Cruzan Amphitheatre, West Palm Beach
Saturday, October 2, 2010
Rush completed the North American leg of its "Time Machine" tour in West Palm Beach on Saturday on a stage that seemed to unite the past, present, and future for all
participants at this venue. The creative antique stage design -- complete with copper
hardware, drums, amplifiers, and other mechanical gadgets -- served as
the perfect metaphor for this time-travel journey. Occasionally, steam blew out of pipes,
creating a magical, clockwork atmosphere. The lighting included retro
colors of amber, orange, and green. This colorful stage synched nicely
with the dynamic musical patterns of Geddy Lee, Alex Lifeson, and Neil Peart.
The concert opened with a comical video, "The 'Real' History of Rush Act
1," that included a galactic introduction of humorous characters
portrayed by Lee, Lifeson, and Peart in a future
setting. The band "Rash" played a bizarre Polka version of "The Spirit
of Radio" at Gershon's Haus of Sausage. Lifeson's character, a fat man who
loves to eat sausage and revisit the past, tinkers with a machine that
serves as "a device of musical genus." This time-machine device assisted
Rash to play "The Spirit of Radio" in different styles of disco,
country, and Rush's traditional style. At the climax, Lifeson's character
emphasized "Never touch this button," and yet he still managed to press
it -- transforming these main characters from the future to the present
stage as "Rush," thus playing "The Spirit of Radio" live. Quite an
introduction as the crowd rose to its feet and cheered. As the
band and the audience came together, the spirit of Rush was well alive.
Beyond the lighted stage, the audience was full of intense, air-drumming fans. This crowd included a range of fans from preteens to retirees. From the classic Rush fan with an original 2112 faded T-shirt to a professional with Prada glasses and a $50 Rush polo shirt, this audience was as diverse as the music itself. Notable were the dedicated female Rush fans in the audience, including a lady next to me air-drumming to Peart for most of the show. I asked her at the intermission how long she had been a fan, and she replied, "Since 1984, when Grace Under Pressure came out." This audience could produce endless memoirs of their lives based upon what was happening around the time a Rush album was released.
Lee, appearing in his "Rash" T-shirt, seemed relaxed, displaying some unique bass-playing moves especially on the instrumental "Leave That Thing Alone." When speaking to the audience, he mentioned his fun as a "silly moment" on a "steamy night." Geddy's bass playing lived up to his proficient reputation, and he played with vigor and passion.

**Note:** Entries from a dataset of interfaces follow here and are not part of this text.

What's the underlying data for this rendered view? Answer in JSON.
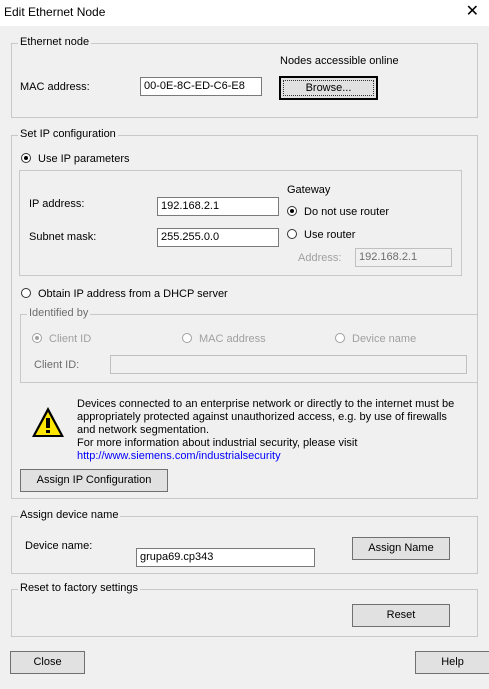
{
  "window": {
    "title": "Edit Ethernet Node",
    "close_glyph": "✕"
  },
  "ethernet_node": {
    "legend": "Ethernet node",
    "mac_label": "MAC address:",
    "mac_value": "00-0E-8C-ED-C6-E8",
    "nodes_online_label": "Nodes accessible online",
    "browse_label": "Browse..."
  },
  "ip_config": {
    "legend": "Set IP configuration",
    "use_ip_label": "Use IP parameters",
    "ip_label": "IP address:",
    "ip_value": "192.168.2.1",
    "subnet_label": "Subnet mask:",
    "subnet_value": "255.255.0.0",
    "gateway_label": "Gateway",
    "no_router_label": "Do not use router",
    "use_router_label": "Use router",
    "router_address_label": "Address:",
    "router_address_value": "192.168.2.1",
    "dhcp_label": "Obtain IP address from a DHCP server",
    "identified_by_label": "Identified by",
    "client_id_option": "Client ID",
    "mac_option": "MAC address",
    "device_name_option": "Device name",
    "client_id_label": "Client ID:",
    "client_id_value": "",
    "warning_lines": [
      "Devices connected to an enterprise network or directly to the internet must be",
      "appropriately protected against unauthorized access, e.g. by use of firewalls",
      "and network segmentation.",
      "For more information about industrial security, please visit"
    ],
    "warning_link": "http://www.siemens.com/industrialsecurity",
    "assign_ip_label": "Assign IP Configuration"
  },
  "device_name_group": {
    "legend": "Assign device name",
    "device_name_label": "Device name:",
    "device_name_value": "grupa69.cp343",
    "assign_name_label": "Assign Name"
  },
  "reset_group": {
    "legend": "Reset to factory settings",
    "reset_label": "Reset"
  },
  "footer": {
    "close_label": "Close",
    "help_label": "Help"
  },
  "colors": {
    "background": "#f0f0f0",
    "link": "#0000ff",
    "warning_yellow": "#ffe600"
  }
}
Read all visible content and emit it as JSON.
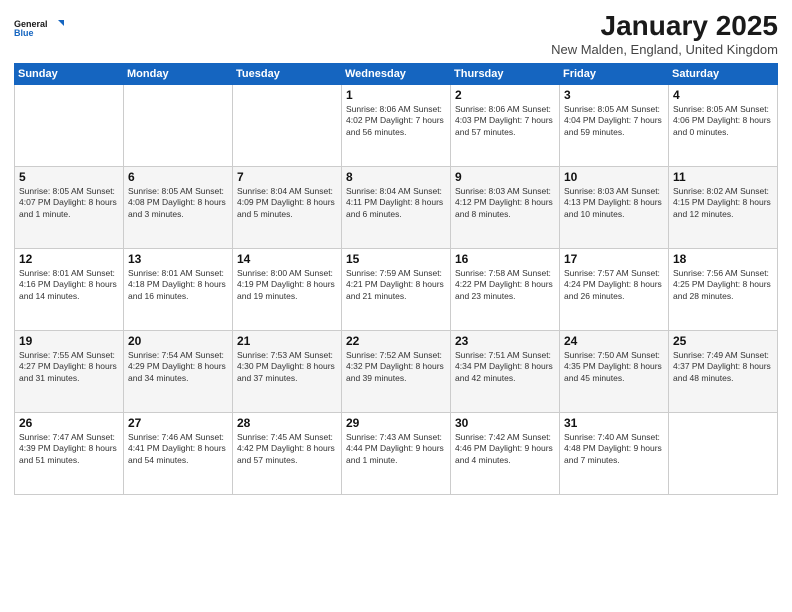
{
  "logo": {
    "line1": "General",
    "line2": "Blue"
  },
  "title": "January 2025",
  "location": "New Malden, England, United Kingdom",
  "days_of_week": [
    "Sunday",
    "Monday",
    "Tuesday",
    "Wednesday",
    "Thursday",
    "Friday",
    "Saturday"
  ],
  "weeks": [
    [
      {
        "num": "",
        "info": ""
      },
      {
        "num": "",
        "info": ""
      },
      {
        "num": "",
        "info": ""
      },
      {
        "num": "1",
        "info": "Sunrise: 8:06 AM\nSunset: 4:02 PM\nDaylight: 7 hours and 56 minutes."
      },
      {
        "num": "2",
        "info": "Sunrise: 8:06 AM\nSunset: 4:03 PM\nDaylight: 7 hours and 57 minutes."
      },
      {
        "num": "3",
        "info": "Sunrise: 8:05 AM\nSunset: 4:04 PM\nDaylight: 7 hours and 59 minutes."
      },
      {
        "num": "4",
        "info": "Sunrise: 8:05 AM\nSunset: 4:06 PM\nDaylight: 8 hours and 0 minutes."
      }
    ],
    [
      {
        "num": "5",
        "info": "Sunrise: 8:05 AM\nSunset: 4:07 PM\nDaylight: 8 hours and 1 minute."
      },
      {
        "num": "6",
        "info": "Sunrise: 8:05 AM\nSunset: 4:08 PM\nDaylight: 8 hours and 3 minutes."
      },
      {
        "num": "7",
        "info": "Sunrise: 8:04 AM\nSunset: 4:09 PM\nDaylight: 8 hours and 5 minutes."
      },
      {
        "num": "8",
        "info": "Sunrise: 8:04 AM\nSunset: 4:11 PM\nDaylight: 8 hours and 6 minutes."
      },
      {
        "num": "9",
        "info": "Sunrise: 8:03 AM\nSunset: 4:12 PM\nDaylight: 8 hours and 8 minutes."
      },
      {
        "num": "10",
        "info": "Sunrise: 8:03 AM\nSunset: 4:13 PM\nDaylight: 8 hours and 10 minutes."
      },
      {
        "num": "11",
        "info": "Sunrise: 8:02 AM\nSunset: 4:15 PM\nDaylight: 8 hours and 12 minutes."
      }
    ],
    [
      {
        "num": "12",
        "info": "Sunrise: 8:01 AM\nSunset: 4:16 PM\nDaylight: 8 hours and 14 minutes."
      },
      {
        "num": "13",
        "info": "Sunrise: 8:01 AM\nSunset: 4:18 PM\nDaylight: 8 hours and 16 minutes."
      },
      {
        "num": "14",
        "info": "Sunrise: 8:00 AM\nSunset: 4:19 PM\nDaylight: 8 hours and 19 minutes."
      },
      {
        "num": "15",
        "info": "Sunrise: 7:59 AM\nSunset: 4:21 PM\nDaylight: 8 hours and 21 minutes."
      },
      {
        "num": "16",
        "info": "Sunrise: 7:58 AM\nSunset: 4:22 PM\nDaylight: 8 hours and 23 minutes."
      },
      {
        "num": "17",
        "info": "Sunrise: 7:57 AM\nSunset: 4:24 PM\nDaylight: 8 hours and 26 minutes."
      },
      {
        "num": "18",
        "info": "Sunrise: 7:56 AM\nSunset: 4:25 PM\nDaylight: 8 hours and 28 minutes."
      }
    ],
    [
      {
        "num": "19",
        "info": "Sunrise: 7:55 AM\nSunset: 4:27 PM\nDaylight: 8 hours and 31 minutes."
      },
      {
        "num": "20",
        "info": "Sunrise: 7:54 AM\nSunset: 4:29 PM\nDaylight: 8 hours and 34 minutes."
      },
      {
        "num": "21",
        "info": "Sunrise: 7:53 AM\nSunset: 4:30 PM\nDaylight: 8 hours and 37 minutes."
      },
      {
        "num": "22",
        "info": "Sunrise: 7:52 AM\nSunset: 4:32 PM\nDaylight: 8 hours and 39 minutes."
      },
      {
        "num": "23",
        "info": "Sunrise: 7:51 AM\nSunset: 4:34 PM\nDaylight: 8 hours and 42 minutes."
      },
      {
        "num": "24",
        "info": "Sunrise: 7:50 AM\nSunset: 4:35 PM\nDaylight: 8 hours and 45 minutes."
      },
      {
        "num": "25",
        "info": "Sunrise: 7:49 AM\nSunset: 4:37 PM\nDaylight: 8 hours and 48 minutes."
      }
    ],
    [
      {
        "num": "26",
        "info": "Sunrise: 7:47 AM\nSunset: 4:39 PM\nDaylight: 8 hours and 51 minutes."
      },
      {
        "num": "27",
        "info": "Sunrise: 7:46 AM\nSunset: 4:41 PM\nDaylight: 8 hours and 54 minutes."
      },
      {
        "num": "28",
        "info": "Sunrise: 7:45 AM\nSunset: 4:42 PM\nDaylight: 8 hours and 57 minutes."
      },
      {
        "num": "29",
        "info": "Sunrise: 7:43 AM\nSunset: 4:44 PM\nDaylight: 9 hours and 1 minute."
      },
      {
        "num": "30",
        "info": "Sunrise: 7:42 AM\nSunset: 4:46 PM\nDaylight: 9 hours and 4 minutes."
      },
      {
        "num": "31",
        "info": "Sunrise: 7:40 AM\nSunset: 4:48 PM\nDaylight: 9 hours and 7 minutes."
      },
      {
        "num": "",
        "info": ""
      }
    ]
  ]
}
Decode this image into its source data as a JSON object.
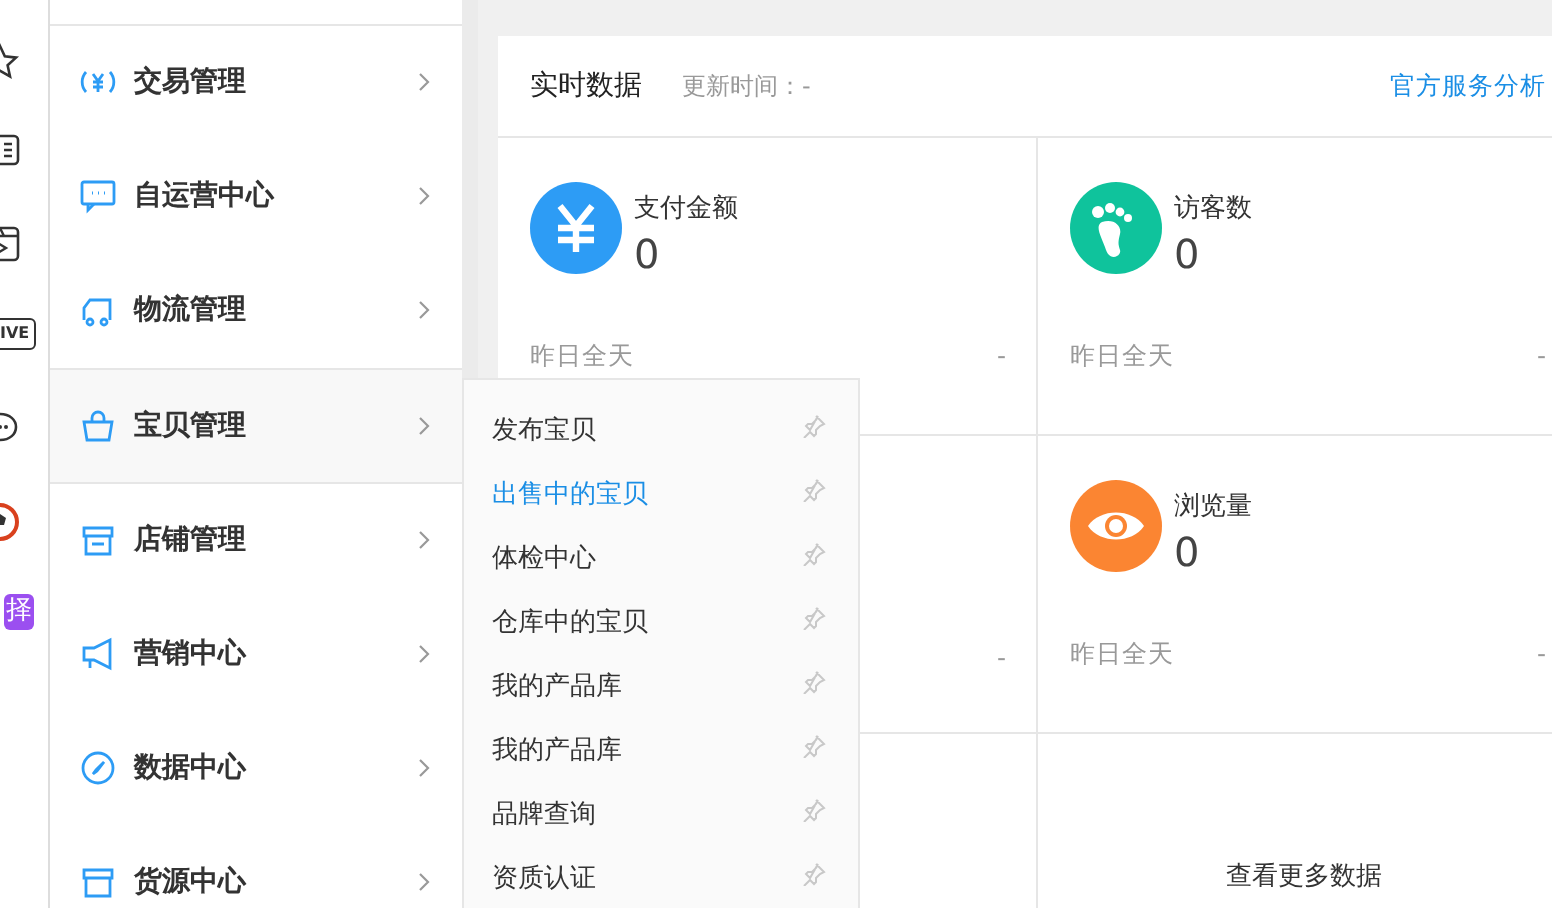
{
  "left_toolbar": [
    {
      "kind": "star"
    },
    {
      "kind": "card"
    },
    {
      "kind": "video"
    },
    {
      "kind": "live",
      "label": "IVE"
    },
    {
      "kind": "chat"
    },
    {
      "kind": "ball"
    },
    {
      "kind": "badge",
      "label": "择"
    }
  ],
  "sidebar": {
    "items": [
      {
        "label": "交易管理",
        "selected": false
      },
      {
        "label": "自运营中心",
        "selected": false
      },
      {
        "label": "物流管理",
        "selected": false
      },
      {
        "label": "宝贝管理",
        "selected": true
      },
      {
        "label": "店铺管理",
        "selected": false
      },
      {
        "label": "营销中心",
        "selected": false
      },
      {
        "label": "数据中心",
        "selected": false
      },
      {
        "label": "货源中心",
        "selected": false
      }
    ]
  },
  "flyout": {
    "items": [
      {
        "label": "发布宝贝",
        "selected": false
      },
      {
        "label": "出售中的宝贝",
        "selected": true
      },
      {
        "label": "体检中心",
        "selected": false
      },
      {
        "label": "仓库中的宝贝",
        "selected": false
      },
      {
        "label": "我的产品库",
        "selected": false
      },
      {
        "label": "我的产品库",
        "selected": false
      },
      {
        "label": "品牌查询",
        "selected": false
      },
      {
        "label": "资质认证",
        "selected": false
      }
    ]
  },
  "panel": {
    "title": "实时数据",
    "update_time": "更新时间：-",
    "link": "官方服务分析",
    "cells": [
      {
        "kind": "metric",
        "color": "#2d9cf5",
        "label": "支付金额",
        "value": "0",
        "footer_label": "昨日全天",
        "footer_value": "-"
      },
      {
        "kind": "metric",
        "color": "#0fc39c",
        "label": "访客数",
        "value": "0",
        "footer_label": "昨日全天",
        "footer_value": "-"
      },
      {
        "kind": "covered",
        "footer_value": "-"
      },
      {
        "kind": "metric",
        "color": "#fb8532",
        "label": "浏览量",
        "value": "0",
        "footer_label": "昨日全天",
        "footer_value": "-"
      },
      {
        "kind": "empty"
      },
      {
        "kind": "more",
        "label": "查看更多数据"
      }
    ]
  }
}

Lifeson's skillful performance was brilliantly experienced through his guitar arsenal and custom time-machine amplifiers. To compliment his ensemble of Gibson, Fender, and Paul Reed Smith guitars, Alex's custom Hughes and Kettner amplifiers took the appearance of an antique TV-radio combo from an older time period. He also seemed at his best on this steamy night sweating with each note.
Neil displayed his amazing talent and abilities through his focused performance. Living up to his reputation as rock's best drummer, he proved to be the time machine of the band, thus keeping precise timing of syncopated rhythms. Neil's consistency was evident throughout the evening. Neil's drum solo included a mix of his styles. Neil's endurance sustained until the very end as Geddy and Alex turned up the speed on the solo for "Working Man." Neil kept perfect time.
Definitely worth seeing in real time, this is what makes Rush Rush.
-- Jeffrey Cotton
Video: The 'Real' History of Rush Act 1
The Spirit of Radio
Time Stand Still
Stick It Out
Workin' Them Angles
Leave That Thing Alone
Brought Up to Believe
Video: The 'Real' History of Rush Act 2
The Camera Eye
Closer To The Heart
La Villa Strangiato